This document is intended as a short and simple introduction to the Sphinx documentation generation system for LLVM developers.


To get started writing documentation, you will need to:

  1. Have the Sphinx tools installed.
  2. Understand how to build the documentation.
  3. Start writing documentation!

Installing Sphinx

You should be able to install Sphinx using the standard Python package installation tool easy_install, as follows:

$ sudo easy_install sphinx
Searching for sphinx
Best match: Sphinx 1.1.3
... more lines here ..

If you do not have root access (or otherwise want to avoid installing Sphinx in system directories) see the section on Installing Sphinx in a Virtual Environment .

If you do not have the easy_install tool on your system, you should be able to install it using:

Use your distribution’s standard package management tool to install it, i.e., apt-get install easy_install or yum install easy_install.
Mac OS X
All modern Mac OS X systems come with easy_install as part of the base system.
See the setuptools package web page for instructions.

Building the documentation

In order to build the documentation, all you should need to do is change to the docs directory and invoke make as follows:

$ cd path/to/project/docs
$ make html

Note that on Windows there is a make.bat command in the docs directory which supplies the same interface as the Makefile.

That command will invoke sphinx-build with the appropriate options for the project, and generate the HTML documentation in a _build subdirectory. You can browse it starting from the index page by visiting _build/html/index.html.

Sphinx supports a wide variety of generation formats (including LaTeX, man pages, and plain text). The Makefile includes a number of convenience targets for invoking sphinx-build appropriately, the common ones are:

make html
Generate the HTML output.
make latexpdf
Generate LaTeX documentation and convert to a PDF.
make man
Generate man pages.

Writing documentation

The documentation itself is written in the reStructuredText (ReST) format, and Sphinx defines additional tags to support features like cross-referencing.

The ReST format itself is organized around documents mostly being readable plaintext documents. You should generally be able to write new documentation easily just by following the style of the existing documentation.

If you want to understand the formatting of the documents more, the best place to start is Sphinx’s own ReST Primer.

Learning More

If you want to learn more about the Sphinx system, the best place to start is the Sphinx documentation itself, available here.

Installing Sphinx in a Virtual Environment

Most Python developers prefer to work with tools inside a virtualenv (virtual environment) instance, which functions as an application sandbox.
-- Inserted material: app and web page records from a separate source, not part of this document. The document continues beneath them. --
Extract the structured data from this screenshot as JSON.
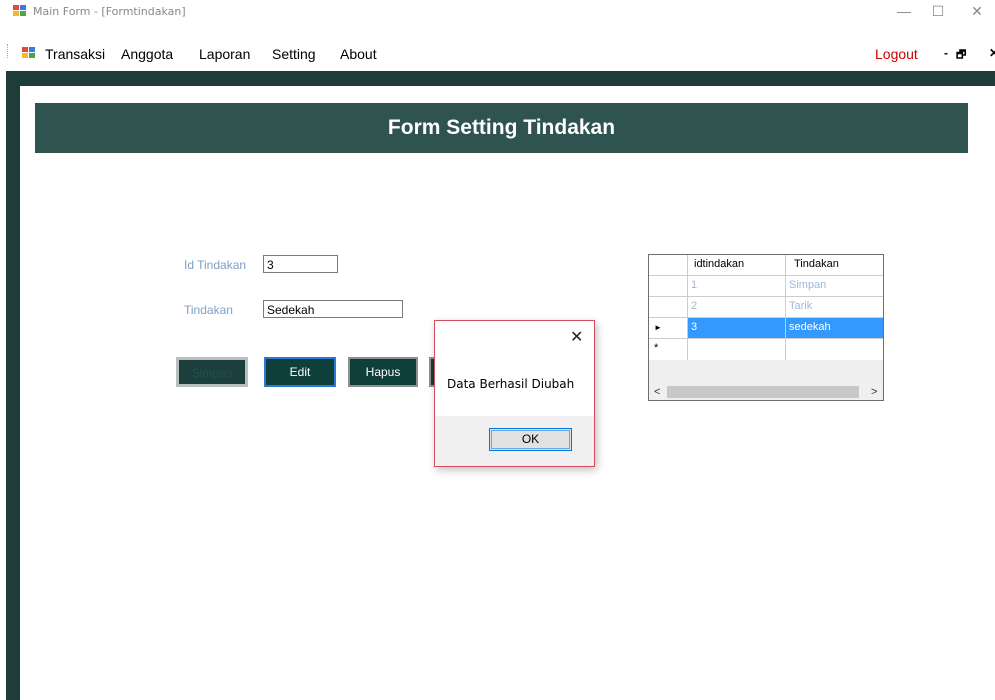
{
  "window": {
    "title": "Main Form - [Formtindakan]",
    "controls": {
      "minimize": "—",
      "maximize": "☐",
      "close": "✕"
    }
  },
  "menu": {
    "items": [
      "Transaksi",
      "Anggota",
      "Laporan",
      "Setting",
      "About"
    ],
    "logout": "Logout",
    "mdi_minimize": "-",
    "mdi_restore": "🗗"
  },
  "form": {
    "title": "Form Setting Tindakan",
    "fields": {
      "id_label": "Id Tindakan",
      "id_value": "3",
      "tindakan_label": "Tindakan",
      "tindakan_value": "Sedekah"
    },
    "buttons": {
      "simpan": "Simpan",
      "edit": "Edit",
      "hapus": "Hapus"
    }
  },
  "grid": {
    "columns": [
      "idtindakan",
      "Tindakan"
    ],
    "rows": [
      {
        "id": "1",
        "tindakan": "Simpan"
      },
      {
        "id": "2",
        "tindakan": "Tarik"
      },
      {
        "id": "3",
        "tindakan": "sedekah"
      }
    ],
    "new_row_marker": "*",
    "current_row_marker": "►"
  },
  "dialog": {
    "message": "Data Berhasil Diubah",
    "ok_label": "OK",
    "close_glyph": "✕"
  },
  "colors": {
    "header_band": "#2f5450",
    "mdi_frame": "#1e3d3a",
    "button_bg": "#0f3f3b",
    "selected_row": "#3399ff",
    "logout_text": "#d00000"
  }
}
This avoids polluting your system installation with different packages used by various projects (and ensures that dependencies for different packages don’t conflict with one another). Of course, you need to first have the virtualenv software itself which generally would be installed at the system level:

$ sudo easy_install virtualenv
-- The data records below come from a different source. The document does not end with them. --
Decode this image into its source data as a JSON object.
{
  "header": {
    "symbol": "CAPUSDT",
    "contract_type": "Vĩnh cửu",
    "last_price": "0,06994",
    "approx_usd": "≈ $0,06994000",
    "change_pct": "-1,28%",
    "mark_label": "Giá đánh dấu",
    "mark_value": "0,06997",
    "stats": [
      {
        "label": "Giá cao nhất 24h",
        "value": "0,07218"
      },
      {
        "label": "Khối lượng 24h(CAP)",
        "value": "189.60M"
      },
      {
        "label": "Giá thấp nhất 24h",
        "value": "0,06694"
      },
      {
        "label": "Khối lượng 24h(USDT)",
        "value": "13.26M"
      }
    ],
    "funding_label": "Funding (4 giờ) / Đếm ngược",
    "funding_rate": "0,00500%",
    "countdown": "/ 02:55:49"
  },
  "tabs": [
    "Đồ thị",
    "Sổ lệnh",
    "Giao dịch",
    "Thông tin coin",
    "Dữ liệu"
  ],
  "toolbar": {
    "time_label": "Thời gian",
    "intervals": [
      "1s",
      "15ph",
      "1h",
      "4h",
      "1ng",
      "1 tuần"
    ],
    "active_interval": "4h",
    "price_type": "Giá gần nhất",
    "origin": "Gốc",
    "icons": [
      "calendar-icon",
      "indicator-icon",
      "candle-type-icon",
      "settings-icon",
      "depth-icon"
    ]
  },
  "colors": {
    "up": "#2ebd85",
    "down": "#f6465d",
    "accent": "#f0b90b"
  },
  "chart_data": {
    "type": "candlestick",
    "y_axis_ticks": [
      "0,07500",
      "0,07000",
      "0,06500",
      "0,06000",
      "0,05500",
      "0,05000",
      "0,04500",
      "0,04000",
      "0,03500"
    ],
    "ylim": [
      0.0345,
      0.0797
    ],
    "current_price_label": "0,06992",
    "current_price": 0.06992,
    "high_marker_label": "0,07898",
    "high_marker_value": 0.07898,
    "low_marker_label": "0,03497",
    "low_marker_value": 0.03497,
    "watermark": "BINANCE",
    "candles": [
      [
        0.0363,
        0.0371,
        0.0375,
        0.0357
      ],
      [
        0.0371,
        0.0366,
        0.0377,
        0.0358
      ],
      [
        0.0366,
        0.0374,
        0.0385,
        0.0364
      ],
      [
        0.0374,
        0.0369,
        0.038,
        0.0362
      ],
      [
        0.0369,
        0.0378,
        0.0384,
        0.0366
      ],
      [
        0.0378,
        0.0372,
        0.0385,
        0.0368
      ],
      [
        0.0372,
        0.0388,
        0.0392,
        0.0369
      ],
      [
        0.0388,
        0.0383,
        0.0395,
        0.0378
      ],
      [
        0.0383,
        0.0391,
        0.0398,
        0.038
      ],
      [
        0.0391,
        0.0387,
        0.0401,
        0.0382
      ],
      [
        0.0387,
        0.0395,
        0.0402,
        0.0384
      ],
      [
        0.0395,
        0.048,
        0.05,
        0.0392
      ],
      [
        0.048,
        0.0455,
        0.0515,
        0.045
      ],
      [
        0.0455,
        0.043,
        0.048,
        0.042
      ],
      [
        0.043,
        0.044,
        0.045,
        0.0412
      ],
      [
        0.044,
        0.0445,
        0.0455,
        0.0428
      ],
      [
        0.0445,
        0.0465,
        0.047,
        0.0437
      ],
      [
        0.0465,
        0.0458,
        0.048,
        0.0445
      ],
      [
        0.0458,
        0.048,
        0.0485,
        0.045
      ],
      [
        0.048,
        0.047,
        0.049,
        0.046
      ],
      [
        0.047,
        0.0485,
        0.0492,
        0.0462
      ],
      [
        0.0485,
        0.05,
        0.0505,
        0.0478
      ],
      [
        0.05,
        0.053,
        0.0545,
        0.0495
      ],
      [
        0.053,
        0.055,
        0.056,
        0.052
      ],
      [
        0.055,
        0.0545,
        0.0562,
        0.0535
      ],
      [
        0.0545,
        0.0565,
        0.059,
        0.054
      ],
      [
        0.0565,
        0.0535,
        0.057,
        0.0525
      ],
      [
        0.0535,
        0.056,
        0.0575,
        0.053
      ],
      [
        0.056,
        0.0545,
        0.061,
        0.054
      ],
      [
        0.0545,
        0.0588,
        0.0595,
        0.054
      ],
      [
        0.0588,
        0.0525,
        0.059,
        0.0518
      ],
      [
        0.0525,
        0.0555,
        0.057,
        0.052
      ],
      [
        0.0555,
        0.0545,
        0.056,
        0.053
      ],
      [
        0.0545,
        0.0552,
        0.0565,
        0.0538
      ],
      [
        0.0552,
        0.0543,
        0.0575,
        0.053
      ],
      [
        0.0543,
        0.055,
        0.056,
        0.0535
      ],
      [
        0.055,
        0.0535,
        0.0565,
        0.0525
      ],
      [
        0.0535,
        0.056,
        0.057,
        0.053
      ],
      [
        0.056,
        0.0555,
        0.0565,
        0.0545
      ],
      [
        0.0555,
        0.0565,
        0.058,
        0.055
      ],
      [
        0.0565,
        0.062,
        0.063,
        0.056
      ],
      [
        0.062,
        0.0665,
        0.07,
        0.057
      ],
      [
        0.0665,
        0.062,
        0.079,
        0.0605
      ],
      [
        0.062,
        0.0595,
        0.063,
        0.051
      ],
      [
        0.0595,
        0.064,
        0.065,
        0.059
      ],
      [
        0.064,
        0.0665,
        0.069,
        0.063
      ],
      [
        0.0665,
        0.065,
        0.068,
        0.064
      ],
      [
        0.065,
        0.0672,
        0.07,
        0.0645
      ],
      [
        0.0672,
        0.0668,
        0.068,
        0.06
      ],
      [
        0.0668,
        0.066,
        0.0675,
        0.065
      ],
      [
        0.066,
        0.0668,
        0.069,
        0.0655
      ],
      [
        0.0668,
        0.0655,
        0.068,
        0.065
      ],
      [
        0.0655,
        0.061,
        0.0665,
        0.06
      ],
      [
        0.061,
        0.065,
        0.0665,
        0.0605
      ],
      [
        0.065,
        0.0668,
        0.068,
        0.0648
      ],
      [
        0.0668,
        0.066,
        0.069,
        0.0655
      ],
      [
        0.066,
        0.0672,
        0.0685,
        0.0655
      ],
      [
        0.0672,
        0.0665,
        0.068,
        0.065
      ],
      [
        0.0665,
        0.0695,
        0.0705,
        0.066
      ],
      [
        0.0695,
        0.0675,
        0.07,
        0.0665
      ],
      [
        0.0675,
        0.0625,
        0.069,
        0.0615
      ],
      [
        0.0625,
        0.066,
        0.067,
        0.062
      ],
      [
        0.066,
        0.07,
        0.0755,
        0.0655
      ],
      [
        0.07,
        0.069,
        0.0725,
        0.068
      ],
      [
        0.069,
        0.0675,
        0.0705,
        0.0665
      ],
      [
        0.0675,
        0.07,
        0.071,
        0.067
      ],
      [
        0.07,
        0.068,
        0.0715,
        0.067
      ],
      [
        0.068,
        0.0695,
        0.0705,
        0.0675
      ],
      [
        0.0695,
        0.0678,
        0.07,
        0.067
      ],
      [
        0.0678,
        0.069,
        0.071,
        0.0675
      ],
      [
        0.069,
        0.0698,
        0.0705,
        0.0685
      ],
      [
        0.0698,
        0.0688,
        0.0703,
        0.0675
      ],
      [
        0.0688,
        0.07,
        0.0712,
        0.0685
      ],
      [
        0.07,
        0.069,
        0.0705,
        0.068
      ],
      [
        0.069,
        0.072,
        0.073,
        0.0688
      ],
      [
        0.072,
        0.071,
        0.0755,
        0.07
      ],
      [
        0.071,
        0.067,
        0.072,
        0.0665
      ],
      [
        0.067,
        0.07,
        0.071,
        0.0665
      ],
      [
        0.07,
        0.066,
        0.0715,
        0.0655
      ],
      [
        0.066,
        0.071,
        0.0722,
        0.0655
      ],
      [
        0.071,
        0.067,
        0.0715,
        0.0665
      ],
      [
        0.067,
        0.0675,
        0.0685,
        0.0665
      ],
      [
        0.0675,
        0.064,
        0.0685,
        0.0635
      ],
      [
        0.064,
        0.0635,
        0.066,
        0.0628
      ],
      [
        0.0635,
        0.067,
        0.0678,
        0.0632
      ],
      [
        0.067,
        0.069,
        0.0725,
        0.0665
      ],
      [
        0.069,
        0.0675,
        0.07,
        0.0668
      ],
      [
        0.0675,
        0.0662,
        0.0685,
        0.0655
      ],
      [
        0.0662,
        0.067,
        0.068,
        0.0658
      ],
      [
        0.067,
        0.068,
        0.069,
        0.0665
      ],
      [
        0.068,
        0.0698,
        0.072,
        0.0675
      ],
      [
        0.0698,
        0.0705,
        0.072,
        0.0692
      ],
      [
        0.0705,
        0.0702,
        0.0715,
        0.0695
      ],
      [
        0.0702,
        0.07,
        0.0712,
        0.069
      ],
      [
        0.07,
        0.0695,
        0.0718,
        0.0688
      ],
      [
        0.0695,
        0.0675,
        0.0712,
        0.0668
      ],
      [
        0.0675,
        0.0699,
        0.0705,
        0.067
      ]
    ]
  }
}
but after that you no longer need to install additional packages in the system directories.

Once you have the virtualenv tool itself installed, you can create a virtualenv for Sphinx using:

$ virtualenv ~/my-sphinx-install
New python executable in /Users/dummy/my-sphinx-install/bin/python
Installing setuptools............done.
Installing pip...............done.

$ ~/my-sphinx-install/bin/easy_install sphinx
... install messages here ...

and from now on you can “activate” the virtualenv using:

$ source ~/my-sphinx-install/bin/activate

which will change your PATH to ensure the sphinx-build tool from inside the virtual environment will be used. See the virtualenv website for more information on using virtual environments.